> [EXERCISE GOAL] Each line of the data must be set down again without a single difference.

> [DATASET RECORDS]
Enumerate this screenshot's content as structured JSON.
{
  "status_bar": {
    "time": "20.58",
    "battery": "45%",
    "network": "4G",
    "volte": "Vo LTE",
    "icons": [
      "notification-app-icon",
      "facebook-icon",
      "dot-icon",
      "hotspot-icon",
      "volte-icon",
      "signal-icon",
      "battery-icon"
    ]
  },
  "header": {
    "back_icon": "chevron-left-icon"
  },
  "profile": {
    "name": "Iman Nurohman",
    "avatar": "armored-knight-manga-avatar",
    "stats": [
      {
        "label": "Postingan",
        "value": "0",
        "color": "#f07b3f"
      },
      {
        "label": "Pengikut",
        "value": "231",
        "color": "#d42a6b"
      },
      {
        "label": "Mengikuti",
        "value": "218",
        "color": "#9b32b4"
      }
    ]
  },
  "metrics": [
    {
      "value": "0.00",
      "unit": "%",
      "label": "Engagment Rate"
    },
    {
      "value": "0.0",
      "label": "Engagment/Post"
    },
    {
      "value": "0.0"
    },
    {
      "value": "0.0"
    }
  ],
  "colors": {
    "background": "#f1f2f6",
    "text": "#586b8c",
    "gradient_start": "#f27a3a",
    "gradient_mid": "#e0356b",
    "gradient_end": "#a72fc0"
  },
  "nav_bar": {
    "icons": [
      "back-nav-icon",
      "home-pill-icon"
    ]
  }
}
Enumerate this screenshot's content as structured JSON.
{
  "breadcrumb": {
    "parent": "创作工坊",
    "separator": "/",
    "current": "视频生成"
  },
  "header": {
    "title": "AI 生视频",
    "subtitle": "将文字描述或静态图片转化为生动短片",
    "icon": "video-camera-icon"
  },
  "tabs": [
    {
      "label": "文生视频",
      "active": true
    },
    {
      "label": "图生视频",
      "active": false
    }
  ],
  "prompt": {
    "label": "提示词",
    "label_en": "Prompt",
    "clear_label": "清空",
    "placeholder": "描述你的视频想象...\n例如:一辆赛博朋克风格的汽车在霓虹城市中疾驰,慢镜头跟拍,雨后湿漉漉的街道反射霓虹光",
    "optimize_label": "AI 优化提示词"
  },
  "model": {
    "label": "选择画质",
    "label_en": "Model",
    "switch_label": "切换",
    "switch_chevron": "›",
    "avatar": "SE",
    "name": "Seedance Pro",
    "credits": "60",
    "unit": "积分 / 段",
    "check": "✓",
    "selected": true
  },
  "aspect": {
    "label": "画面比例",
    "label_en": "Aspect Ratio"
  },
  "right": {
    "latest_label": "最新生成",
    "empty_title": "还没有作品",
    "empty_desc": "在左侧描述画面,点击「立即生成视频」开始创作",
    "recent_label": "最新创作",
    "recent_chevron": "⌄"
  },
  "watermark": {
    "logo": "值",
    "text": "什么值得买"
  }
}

> [WORKED SOLUTION]
Enumerate this screenshot's content as structured JSON.
{
  "status_bar": {
    "time": "20.58",
    "battery": "45%",
    "network": "4G",
    "volte": "Vo LTE",
    "icons": [
      "notification-app-icon",
      "facebook-icon",
      "dot-icon",
      "hotspot-icon",
      "volte-icon",
      "signal-icon",
      "battery-icon"
    ]
  },
  "header": {
    "back_icon": "chevron-left-icon"
  },
  "profile": {
    "name": "Iman Nurohman",
    "avatar": "armored-knight-manga-avatar",
    "stats": [
      {
        "label": "Postingan",
        "value": "0",
        "color": "#f07b3f"
      },
      {
        "label": "Pengikut",
        "value": "231",
        "color": "#d42a6b"
      },
      {
        "label": "Mengikuti",
        "value": "218",
        "color": "#9b32b4"
      }
    ]
  },
  "metrics": [
    {
      "value": "0.00",
      "unit": "%",
      "label": "Engagment Rate"
    },
    {
      "value": "0.0",
      "label": "Engagment/Post"
    },
    {
      "value": "0.0"
    },
    {
      "value": "0.0"
    }
  ],
  "colors": {
    "background": "#f1f2f6",
    "text": "#586b8c",
    "gradient_start": "#f27a3a",
    "gradient_mid": "#e0356b",
    "gradient_end": "#a72fc0"
  },
  "nav_bar": {
    "icons": [
      "back-nav-icon",
      "home-pill-icon"
    ]
  }
}
Enumerate this screenshot's content as structured JSON.
{
  "breadcrumb": {
    "parent": "创作工坊",
    "separator": "/",
    "current": "视频生成"
  },
  "header": {
    "title": "AI 生视频",
    "subtitle": "将文字描述或静态图片转化为生动短片",
    "icon": "video-camera-icon"
  },
  "tabs": [
    {
      "label": "文生视频",
      "active": true
    },
    {
      "label": "图生视频",
      "active": false
    }
  ],
  "prompt": {
    "label": "提示词",
    "label_en": "Prompt",
    "clear_label": "清空",
    "placeholder": "描述你的视频想象...\n例如:一辆赛博朋克风格的汽车在霓虹城市中疾驰,慢镜头跟拍,雨后湿漉漉的街道反射霓虹光",
    "optimize_label": "AI 优化提示词"
  },
  "model": {
    "label": "选择画质",
    "label_en": "Model",
    "switch_label": "切换",
    "switch_chevron": "›",
    "avatar": "SE",
    "name": "Seedance Pro",
    "credits": "60",
    "unit": "积分 / 段",
    "check": "✓",
    "selected": true
  },
  "aspect": {
    "label": "画面比例",
    "label_en": "Aspect Ratio"
  },
  "right": {
    "latest_label": "最新生成",
    "empty_title": "还没有作品",
    "empty_desc": "在左侧描述画面,点击「立即生成视频」开始创作",
    "recent_label": "最新创作",
    "recent_chevron": "⌄"
  },
  "watermark": {
    "logo": "值",
    "text": "什么值得买"
  }
}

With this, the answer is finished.